The Joy of Indefinite Words: Is a Spillion More than a Metric Buttload?
How many iotas are in a bazillion? Is a jot more than a whit? How does a gazillion compare to a kabillion?
There are no easy answers to those ridiculous questions, which doesn’t stop people from using English’s many indefinite words. I have no idea how many indefinite words there are, but certainly there are gobs—perhaps even oodles, especially when you consider words for thingamajigs such as “thingumbob” and “whangydoodle.” Like euphemisms, nicknames, and slang in general, indefinite words are a testament to our collective creativity, which can never be contained by numbers or knowledge.
“Spillion”—coined in 2010 to express the enormity of the BP oil spill—is only the latest fanciful word to play on real numbers such as “million” and “billion.” The Oxford English Dictionary traces “zillion” back to a 1944 quote: “I love him a zillion dollars' worth.” “Bazillion” is at least five years older than “zillion,” while “jillion” and “gazillion” are first recorded in 1942 and 1978 respectively. ESPN’s Bill Simmons is a fan of “katrillion.” If you Google long enough, you’ll find kazillions, frabillions, and who-knows-what-else-illions. All of these words can be modified to describe the ultra-rich too, as in the bazillionaire and gazillionaire.
At the other end of the spectrum, puny amounts are represented by a whit, a jot, a smidge, a mite, and a scootch, as well as rarer, older amounts like a scraplet, a fractionlet, a smitch, and a tittle. Those words are moderately neato, but I say words for bigger amounts are more fun. I’ve long been a fan of “metric buttload,” a fantastically elastic term. I’ve spotted variations such as “metric monkeyload,” “metric diaper-load,” and “metric smurfload.” Who needs truckloads and boatloads when slang’s metric system is so pliable?

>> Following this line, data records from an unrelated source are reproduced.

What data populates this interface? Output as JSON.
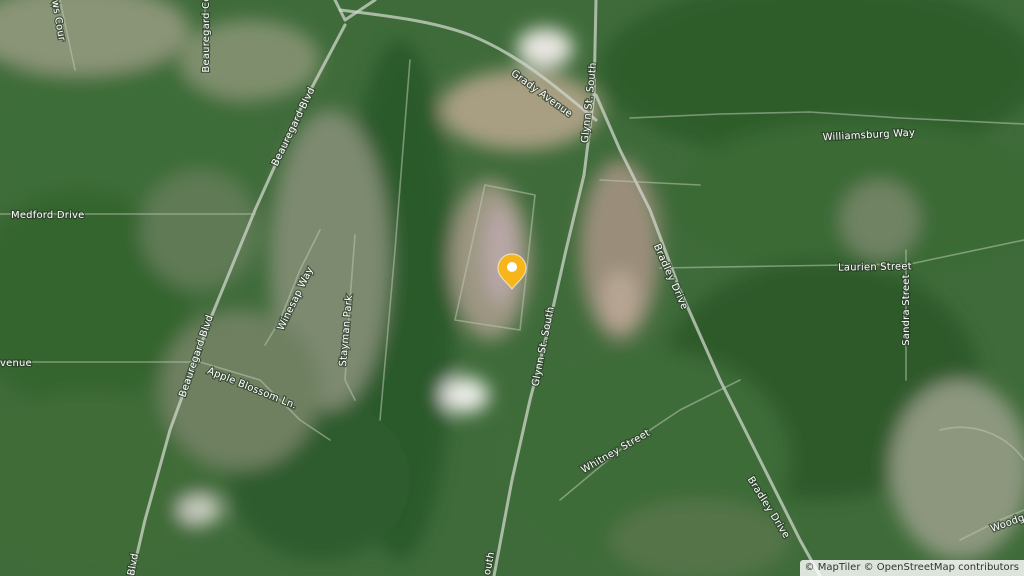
{
  "map": {
    "street_labels": {
      "grady_avenue": "Grady Avenue",
      "glynn_st_south_top": "Glynn St. South",
      "glynn_st_south_mid": "Glynn St. South",
      "glynn_st_south_bottom": "outh",
      "williamsburg_way": "Williamsburg Way",
      "beauregard_blvd_top": "Beauregard Blvd",
      "beauregard_blvd_mid": "Beauregard Blvd",
      "beauregard_blvd_bottom": "Blvd",
      "beauregard_court": "Beauregard Co",
      "lows_court": "ows Cour",
      "medford_drive": "Medford Drive",
      "winesap_way": "Winesap Way",
      "stayman_park": "Stayman Park",
      "apple_blossom_ln": "Apple Blossom Ln.",
      "avenue_left": "venue",
      "laurien_street": "Laurien Street",
      "sandra_street": "Sandra Street",
      "bradley_drive_top": "Bradley Drive",
      "bradley_drive_bottom": "Bradley Drive",
      "whitney_street": "Whitney Street",
      "woodg": "Woodg"
    },
    "marker": {
      "icon": "map-pin-icon",
      "color": "#f5b51b"
    },
    "attribution": "© MapTiler © OpenStreetMap contributors"
  }
}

Amount is only part of the story of indefinite words, because even the handiest person sometimes can't tell a doojigger from a hickey-doodle. We all know contraptions, gizmos, gadgets, widgets, doodads, and whatchamacallits, but the lingo of indefinite objects runs deeper and weirder. “Doojigger” has been around since at least 1927, and it has plenty of cousins, including “doobob,” ”doodaddle,” “doodibble,” “doodinkus,” “dooflicker,” “dooflunky,” “doofunny,” “doogadget,” “doojumfunny,” “doowhacker,” and “doosenwhacker.” The Dictionary of American Regional English records all those words, and the similarly wonderful Historical Dictionary of American Slang shows “doo-whanger” in action, circa 1927: "Whoever fired that doo-whanger at him’s a poor shot." Those were banner years for coining and recording such words. In 1931, Louise Pound wrote about them in American Speech, bringing to light terms such as “diddenwhacker,” “fumadiddle,” “hoofenpoofer,” and “rigamajig.”
One of the coolest terms recorded by DARE is “ho-dad with a shufflin’ rod.” Seemingly as vague as the rest, this 1966-era expression has a more specific purpose: It's something you’re supposed to tell a child who asks "What are you making?" Hickeys are better known as marks of love than objects of bafflement, but the thingy-type meaning is older—at least as old as 1909, according to the OED. “Hickey” has inspired many variations such as the popular “doohickey” and the obscure “hickey-jigger” and “hickeymadoodle,” a word to make Ned Flanders proud. Speaking of The Simpsons, that “ma” in “hickeymadoodle” is the same one in “thingamajig” and Homer Simpson’s coinages “edumacation” and “saxamaphone,” conveying a "what the heck is this?" meaning. As I mentioned when writing about Futurama, the writers of that show have a particular love of indefinite words, coining “killamajig,” “neckamajigger,” “freezer-doodle,” and “future-jiggy.”
These words are just the tip of the whatsit-berg. The lexical banquet of the web has produced more than a smattering of creative, bonkers words, many playing on “thingamajig.” Some are specific, like “tupperware-thingy-majigger,” “blog-site-location-amajig,” “twittermajiggy,” and “frappawhatsit,” a nice spoof of the ever-expanding coffee lexicon. Others are inspired by pure wordlust. Even a licensed thingy-ologist would have trouble identifying a “thinga-longwordsomethingortheother-majiggy” or “thingy-majiggy-bobdoohicky-thang-thang.”
A curmudgeon might pooh-pooh a word like “thingy-majiggy-bobdoohicky-thang-thang,” pronouncing it useless and preposterous. I can’t argue with that, except with my favorite Taoist saying, Chuang Tzu’s “Everybody knows the use of the useful, but nobody knows the use of the useless.” By any measure, “thingy-majiggy-bobdoohicky-thang-thang” is a useless word, but I wouldn’t want to live in a world without it. Such vague yet strangely vivid words are virtuosic testimony to our endless creative potential. Even when we don’t have a smidge of a clue what a whimmydiddle might be, we just can’t get enough of these wordamajigs.